For some forms of the skin cancer, particularly basal cell carcinoma, it can be difficult to know where the edges of the skin cancer lie. This is particularly the case in some forms of basal cell carcinoma where the basal cell has irregular edges (a pattern called infiltrative or morphoeic), or where basal cell carcinoma has recurred at sites of previous excision or radiotherapy.
In the standard method of removal of basal cell carcinoma, the skin cancer is cut out and then the remaining skin sewn together. The skin cancer that is removed is then sent to an external laboratory to be analysed down the microscope to check whether it is fully removed with clear edges. This works well where the basal cell carcinoma has visibly sharp edges (a pattern called nodular basal cell carcinoma). However, in morphoeic basal cell carcinomas the edges are harder to see, so if they are removed with the standard method, sometimes when the specimen is subsequently analysed down the microscope they are found to be not fully removed.

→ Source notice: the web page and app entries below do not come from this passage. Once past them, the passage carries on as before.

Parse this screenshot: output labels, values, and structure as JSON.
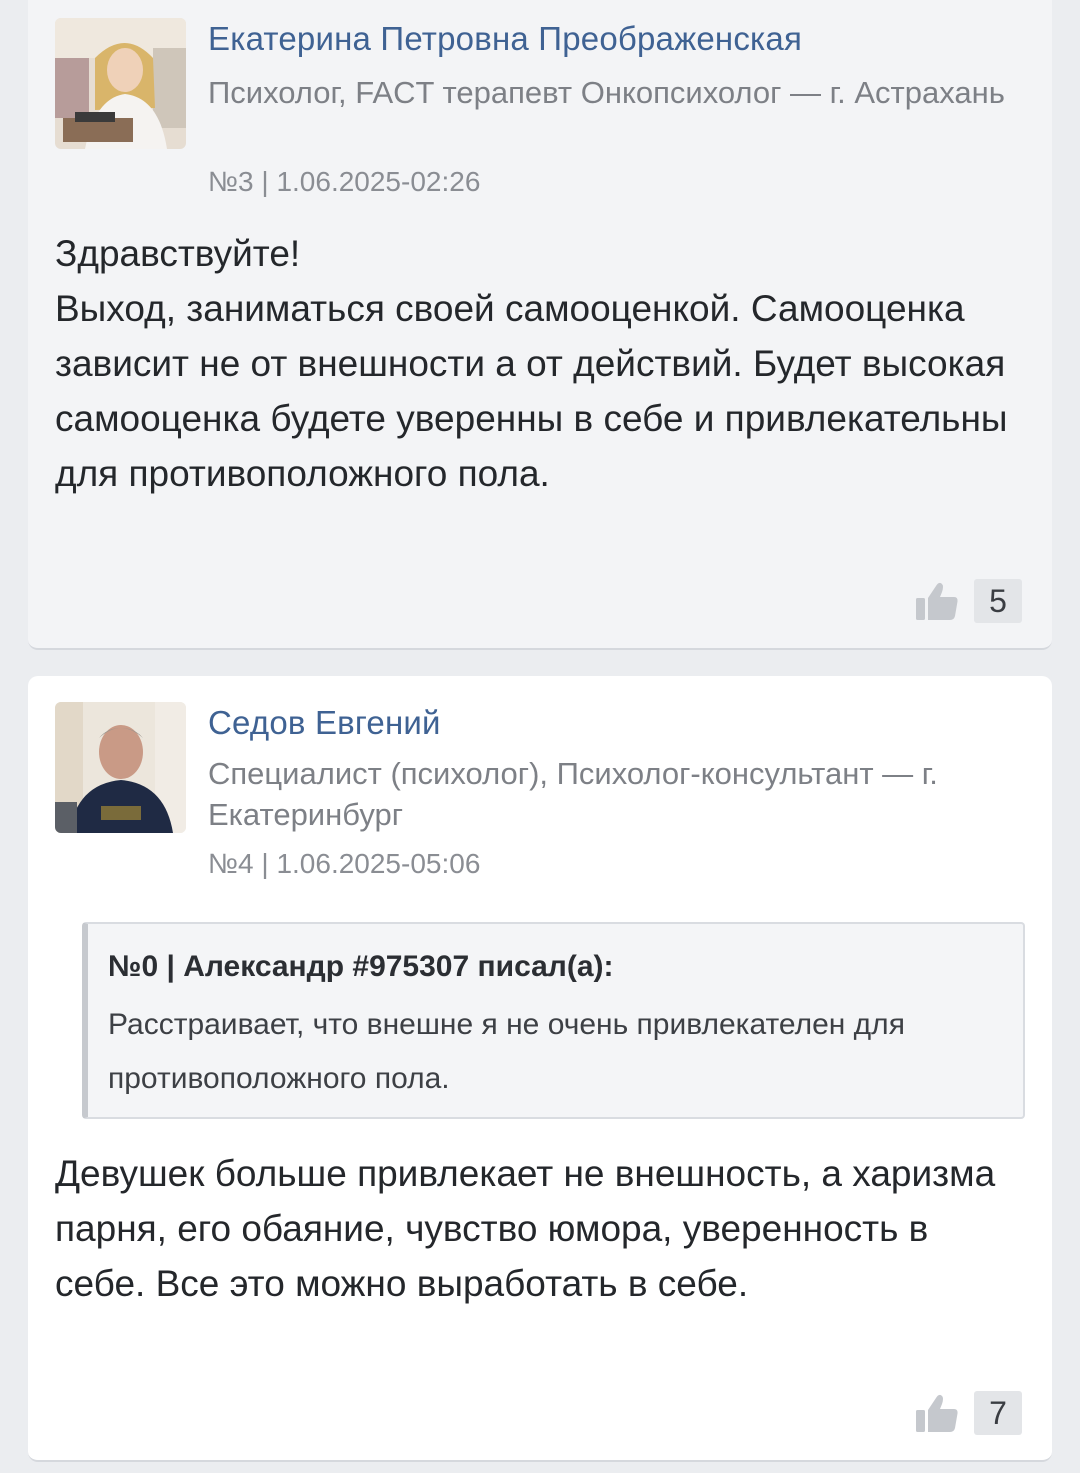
{
  "comments": [
    {
      "author": "Екатерина Петровна Преображенская",
      "role": "Психолог, FACT терапевт Онкопсихолог — г. Астрахань",
      "meta": "№3 | 1.06.2025-02:26",
      "body": "Здравствуйте!\nВыход, заниматься своей самооценкой. Самооценка зависит не от внешности а от действий. Будет высокая самооценка будете уверенны в себе и привлекательны для противоположного пола.",
      "likes": "5",
      "like_icon": "thumbs-up-icon"
    },
    {
      "author": "Седов Евгений",
      "role": "Специалист (психолог), Психолог-консультант — г. Екатеринбург",
      "meta": "№4 | 1.06.2025-05:06",
      "quote": {
        "header": "№0 | Александр #975307 писал(а):",
        "text": "Расстраивает, что внешне я не очень привлекателен для противоположного пола."
      },
      "body": "Девушек больше привлекает не внешность, а харизма парня, его обаяние, чувство юмора, уверенность в себе. Все это можно выработать в себе.",
      "likes": "7",
      "like_icon": "thumbs-up-icon"
    }
  ],
  "colors": {
    "author_link": "#3f6293",
    "page_background": "#ebedf0",
    "card_background": "#ffffff",
    "card_background_muted": "#f3f4f6"
  }
}
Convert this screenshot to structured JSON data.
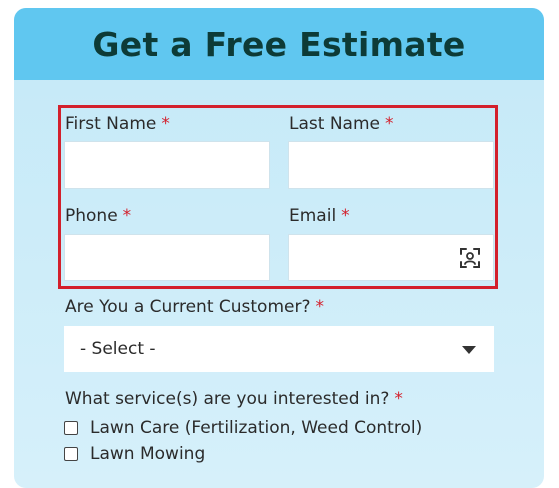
{
  "form": {
    "title": "Get a Free Estimate",
    "required_mark": "*",
    "first_name_label": "First Name",
    "last_name_label": "Last Name",
    "phone_label": "Phone",
    "email_label": "Email",
    "customer_label": "Are You a Current Customer?",
    "customer_select_value": "- Select -",
    "services_label": "What service(s) are you interested in?",
    "services": [
      "Lawn Care (Fertilization, Weed Control)",
      "Lawn Mowing"
    ]
  },
  "colors": {
    "header": "#60c7f0",
    "body": "#c4e9f8",
    "title": "#0d3b37",
    "required": "#d3202c",
    "highlight": "#d3202c"
  },
  "icons": {
    "email_field_icon": "contact-card-icon",
    "select_caret": "caret-down-icon"
  }
}
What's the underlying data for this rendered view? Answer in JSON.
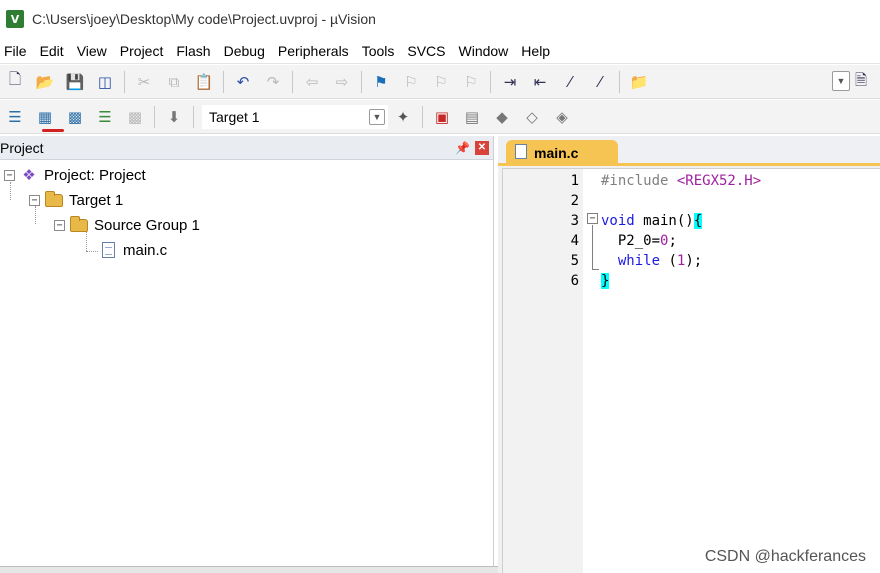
{
  "window": {
    "title": "C:\\Users\\joey\\Desktop\\My code\\Project.uvproj - µVision",
    "app_icon_letter": "V"
  },
  "menu": [
    "File",
    "Edit",
    "View",
    "Project",
    "Flash",
    "Debug",
    "Peripherals",
    "Tools",
    "SVCS",
    "Window",
    "Help"
  ],
  "toolbar2": {
    "target": "Target 1"
  },
  "project_panel": {
    "title": "Project",
    "tree": {
      "project": "Project: Project",
      "target": "Target 1",
      "group": "Source Group 1",
      "file": "main.c"
    }
  },
  "editor": {
    "tab_label": "main.c",
    "line_numbers": [
      "1",
      "2",
      "3",
      "4",
      "5",
      "6"
    ],
    "code": {
      "l1_pp": "#include ",
      "l1_str": "<REGX52.H>",
      "l3_kw": "void",
      "l3_rest": " main()",
      "l3_brace": "{",
      "l4_text": "  P2_0=",
      "l4_num": "0",
      "l4_end": ";",
      "l5_indent": "  ",
      "l5_kw": "while",
      "l5_open": " (",
      "l5_num": "1",
      "l5_close": ");",
      "l6_brace": "}"
    }
  },
  "watermark": "CSDN @hackferances",
  "colors": {
    "tab_accent": "#f6c452",
    "keyword": "#1a1ae6",
    "preprocessor": "#808080",
    "string": "#a01fa0",
    "brace_highlight": "#00ffff",
    "close_button": "#d9423b"
  }
}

Mohs surgery was developed by Dr Mohs in the US as a method where the basal cell carcinoma is removed and the sample immediately examined down the microscope on-site to see if the edges are clear. If the edges are not clear, then more skin is removed and examined down the microscope. This process continues until the analysis down the microscope shows that the skin cancer has been fully removed. The patient stays in the clinic while the skin removed is examined down the microscope. Once it is established that the skin cancer is fully removed, the excision site is then closed. This way the patient has the confidence that the skin cancer has been fully removed before the wound is closed.
Mohs surgery is mainly used for morphoeic basal cell carcinomas or recurrences in scars that have been previously incompletely removed. It is sometimes used for other types of skin cancer, including slow growing melanoma on the face (called lentigo maligna).
We have set up an onsite laboratory in our clinic and hired a skill laboratory technician to examine the skin down the microscope. Our Mohs surgeon, Dr Rhonda Meys, is a fully trained consultant dermatologist who has done additional fellowships in Mohs surgery at the Royal Free Hospital and St John’s Institute of Dermatology at Guys and St Thomas’s hospital.
Please do not hesitate to contact us if you wish to find out if your skin cancer would benefit from Mohs surgery.